Insects of the Coccinellidae family, known as ladybugs, are generalist and voracious predators widely found in agricultural environments. Due to these characteristics, ladybugs are commonly used in biological control programs worldwide. Recently, Harmonia axyridis invaded South America, and reports of competition and intraguild predation on other native ladybugs are constant. The cotton culture is affected by many pests, and predators are an alternative for pest control. However, information about species diversity, abundance, population dynamics, and ecological interactions are necessary for these agents' successful use. Our objectives are: (i) to identify (using morphological and molecular characters) the species of Coccinellidae in cotton culture; and (ii) to evaluate population fluctuation and the rate of intraguild predation among three different species of Coccinellidae and correlate with the population density of Aphis gossypii and ladybug species. For this, we collected Coccinellidae larvae throughout the cotton cycle and evaluated the density of A. gossypii for 3 years (2017 to 2019). Molecular identifications of Coccinellidae larvae were performed by morphological characters and via sequencing of a fragment of the cytochrome c oxidase subunit I (COI) gene. The next stages of the project's objectives will be the construction of species-specific primers for the species H. axyridis, Cycloneda sanguinea, and Hippodamia convergens for quantification of intraguild predation via molecular identification of a specific species in the intestinal content of another species. With these results, we hope to contribute to understanding the real impact of H. axyridis on two native ladybug species in Brazil.

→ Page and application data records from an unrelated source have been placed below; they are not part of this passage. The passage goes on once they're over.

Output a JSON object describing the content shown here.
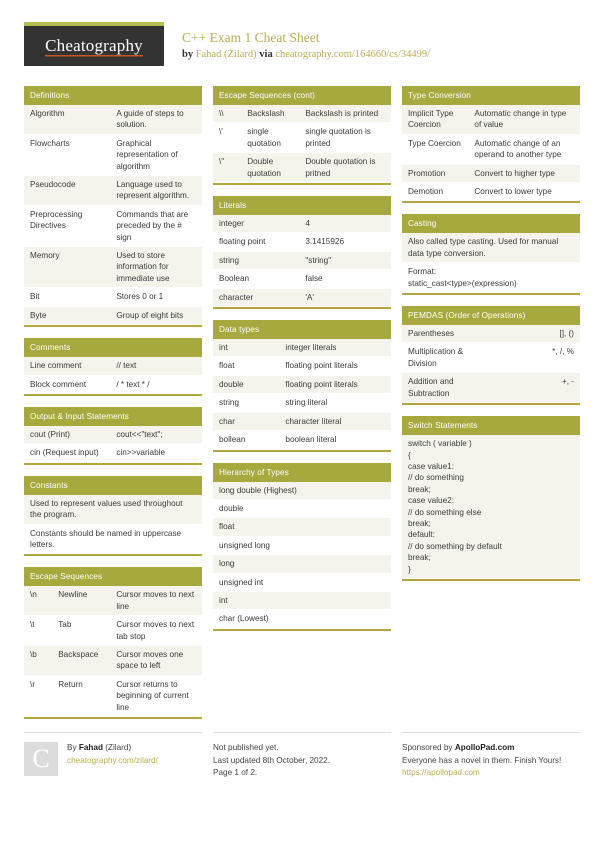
{
  "header": {
    "logo_text": "Cheatography",
    "title": "C++ Exam 1 Cheat Sheet",
    "by_label": "by",
    "author": "Fahad (Zilard)",
    "via_label": "via",
    "url": "cheatography.com/164660/cs/34499/"
  },
  "sections": {
    "definitions": {
      "title": "Definitions",
      "rows": [
        {
          "key": "Algorithm",
          "val": "A guide of steps to solution."
        },
        {
          "key": "Flowcharts",
          "val": "Graphical representation of algorithm"
        },
        {
          "key": "Pseudocode",
          "val": "Language used to represent algorithm."
        },
        {
          "key": "Preprocessing Directives",
          "val": "Commands that are preceded by the # sign"
        },
        {
          "key": "Memory",
          "val": "Used to store information for immediate use"
        },
        {
          "key": "Bit",
          "val": "Stores 0 or 1"
        },
        {
          "key": "Byte",
          "val": "Group of eight bits"
        }
      ]
    },
    "comments": {
      "title": "Comments",
      "rows": [
        {
          "key": "Line comment",
          "val": "// text"
        },
        {
          "key": "Block comment",
          "val": "/ * text * /"
        }
      ]
    },
    "output_input": {
      "title": "Output & Input Statements",
      "rows": [
        {
          "key": "cout (Print)",
          "val": "cout<<\"text\";"
        },
        {
          "key": "cin (Request input)",
          "val": "cin>>variable"
        }
      ]
    },
    "constants": {
      "title": "Constants",
      "rows": [
        {
          "text": "Used to represent values used throughout the program."
        },
        {
          "text": "Constants should be named in uppercase letters."
        }
      ]
    },
    "escape_sequences": {
      "title": "Escape Sequences",
      "rows": [
        {
          "esc": "\\n",
          "name": "Newline",
          "desc": "Cursor moves to next line"
        },
        {
          "esc": "\\t",
          "name": "Tab",
          "desc": "Cursor moves to next tab stop"
        },
        {
          "esc": "\\b",
          "name": "Backspace",
          "desc": "Cursor moves one space to left"
        },
        {
          "esc": "\\r",
          "name": "Return",
          "desc": "Cursor returns to beginning of current line"
        }
      ]
    },
    "escape_sequences_cont": {
      "title": "Escape Sequences (cont)",
      "rows": [
        {
          "esc": "\\\\",
          "name": "Backslash",
          "desc": "Backslash is printed"
        },
        {
          "esc": "\\'",
          "name": "single quotation",
          "desc": "single quotation is printed"
        },
        {
          "esc": "\\\"",
          "name": "Double quotation",
          "desc": "Double quotation is pritned"
        }
      ]
    },
    "literals": {
      "title": "Literals",
      "rows": [
        {
          "key": "integer",
          "val": "4"
        },
        {
          "key": "floating point",
          "val": "3.1415926"
        },
        {
          "key": "string",
          "val": "\"string\""
        },
        {
          "key": "Boolean",
          "val": "false"
        },
        {
          "key": "character",
          "val": "'A'"
        }
      ]
    },
    "data_types": {
      "title": "Data types",
      "rows": [
        {
          "key": "int",
          "val": "integer literals"
        },
        {
          "key": "float",
          "val": "floating point literals"
        },
        {
          "key": "double",
          "val": "floating point literals"
        },
        {
          "key": "string",
          "val": "string literal"
        },
        {
          "key": "char",
          "val": "character literal"
        },
        {
          "key": "bollean",
          "val": "boolean literal"
        }
      ]
    },
    "hierarchy_of_types": {
      "title": "Hierarchy of Types",
      "rows": [
        {
          "text": "long double (Highest)"
        },
        {
          "text": "double"
        },
        {
          "text": "float"
        },
        {
          "text": "unsigned long"
        },
        {
          "text": "long"
        },
        {
          "text": "unsigned int"
        },
        {
          "text": "int"
        },
        {
          "text": "char (Lowest)"
        }
      ]
    },
    "type_conversion": {
      "title": "Type Conversion",
      "rows": [
        {
          "key": "Implicit Type Coercion",
          "val": "Automatic change in type of value"
        },
        {
          "key": "Type Coercion",
          "val": "Automatic change of an operand to another type"
        },
        {
          "key": "Promotion",
          "val": "Convert to higher type"
        },
        {
          "key": "Demotion",
          "val": "Convert to lower type"
        }
      ]
    },
    "casting": {
      "title": "Casting",
      "rows": [
        {
          "text": "Also called type casting. Used for manual data type conversion."
        },
        {
          "text": "Format:\nstatic_cast<type>(expression)"
        }
      ]
    },
    "pemdas": {
      "title": "PEMDAS (Order of Operations)",
      "rows": [
        {
          "key": "Parentheses",
          "val": "[], ()"
        },
        {
          "key": "Multiplication & Division",
          "val": "*, /, %"
        },
        {
          "key": "Addition and Subtraction",
          "val": "+, -"
        }
      ]
    },
    "switch_statements": {
      "title": "Switch Statements",
      "code": "switch ( variable )\n{\ncase value1:\n// do something\nbreak;\ncase value2:\n// do something else\nbreak;\ndefault:\n// do something by default\nbreak;\n}"
    }
  },
  "footer": {
    "avatar_letter": "C",
    "by_label": "By ",
    "author_name": "Fahad",
    "author_suffix": " (Zilard)",
    "author_url": "cheatography.com/zilard/",
    "publish_status": "Not published yet.",
    "last_updated": "Last updated 8th October, 2022.",
    "page_number": "Page 1 of 2.",
    "sponsor_prefix": "Sponsored by ",
    "sponsor_name": "ApolloPad.com",
    "sponsor_tagline": "Everyone has a novel in them. Finish Yours!",
    "sponsor_url": "https://apollopad.com"
  },
  "colors": {
    "header_olive": "#a7a93f",
    "accent_underline": "#b4a83d",
    "title_gold": "#b9ac54",
    "logo_dark": "#333333",
    "logo_orange": "#c4561e",
    "row_alt": "#f4f4ec"
  }
}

News published in Agência FAPESP Newsletter about the scholarship: